Mathematics Stack Exchange is a question and answer site for people studying math at any level and professionals in related fields. Join them; it only takes a minute:

Sign up
Here's how it works:
  1. Anybody can ask a question
  2. Anybody can answer
  3. The best answers are voted up and rise to the top

If we know the rational homology of X is 0, can we get some information about the rational homology of X/G, where G is a finite group? Thank you very much for the answers!

share|cite|improve this question
up vote 6 down vote accepted

When $G$ is finite, the rational cohomology of $X/G$ is the fixed point set $H^*(X;\mathbb{Q})^G$. This is proven in Grothendieck's Tohoku paper (Theorem 5.3.1 and the Corollary to Proposition 5.3.2).

So if the rational cohomology of $X$ is trivial, the same is true for $X/G$. And rationally the cohomology and homology are isomorphic.

For paracompact Hausdorff spaces, these cohomology groups can be taken to be the Cech cohomology groups. Note that if $X$ is homotopy equivalent to a CW complex, then Cech cohomology agrees with singular cohomology. You might also want to look at Oscar Randall-Williams comments here:

share|cite|improve this answer
Dear Dan, since I "find" you here, I ask you the same question I've already asked you in MO (sorry for the duplicate): which result is this in the Tohoku paper? – a.r. Sep 17 '10 at 8:30
@Agusti, this is a consequence of the existence of a spectral sequence $H^\bullet(G,H^\bullet(X,\mathbb Z))\Rightarrow H^\bullet(X/G,\mathbb Q)$. It is discussed (in a general form) in the sixth section of the Tôhoku paper, iirc (I don't have my copy at hand) It can readily be proved onces you know about the Grothendieck spectral sequence (once you know that sheaf cohomology agrees with singular cohomology on your nice space) – Mariano Suárez-Alvarez Sep 17 '10 at 13:55
is it generaly true for $X$ being a manifold or more, orbifold?(they only have homotopy type of CW complex)? – abc Sep 17 '10 at 14:05
@Mariano. Thanks. As for the Tohoku paper, you can find it for free at Project Euclid:… and… . – a.r. Sep 17 '10 at 14:54
I edited here and on MO to include the more precise reference. Just to be clear, I am referring to the same part of the paper as Mariano (Chapter 5 is sort of the 6th section, if you count the introduction). – Dan Ramras Sep 17 '10 at 16:14

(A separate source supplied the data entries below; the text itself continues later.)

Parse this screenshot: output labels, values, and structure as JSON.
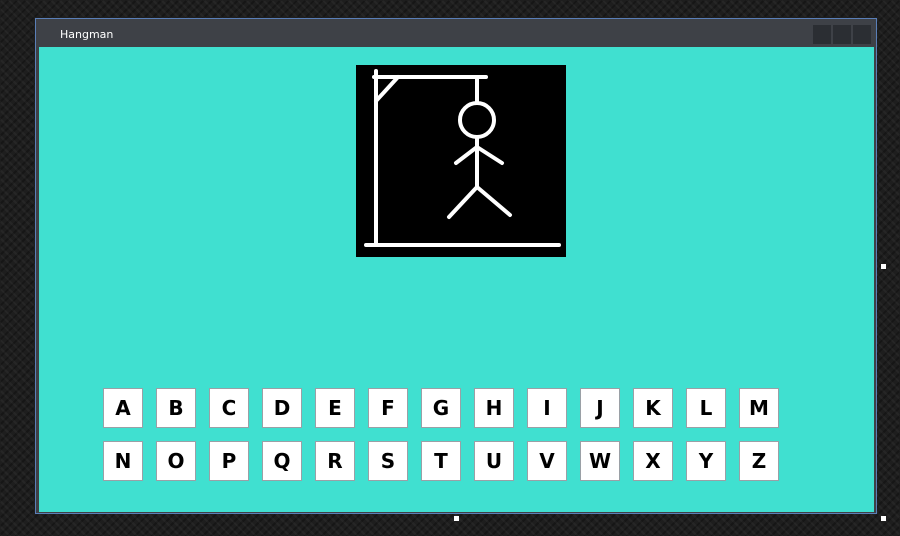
{
  "window": {
    "title": "Hangman"
  },
  "colors": {
    "client_background": "#40e0d0",
    "titlebar": "#3e4147",
    "gallows_background": "#000000",
    "gallows_stroke": "#ffffff",
    "window_border": "#5a7fb8"
  },
  "letters": {
    "row1": [
      "A",
      "B",
      "C",
      "D",
      "E",
      "F",
      "G",
      "H",
      "I",
      "J",
      "K",
      "L",
      "M"
    ],
    "row2": [
      "N",
      "O",
      "P",
      "Q",
      "R",
      "S",
      "T",
      "U",
      "V",
      "W",
      "X",
      "Y",
      "Z"
    ]
  }
}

Your Answer


By posting your answer, you agree to the privacy policy and terms of service.

Not the answer you're looking for? Browse other questions tagged or ask your own question.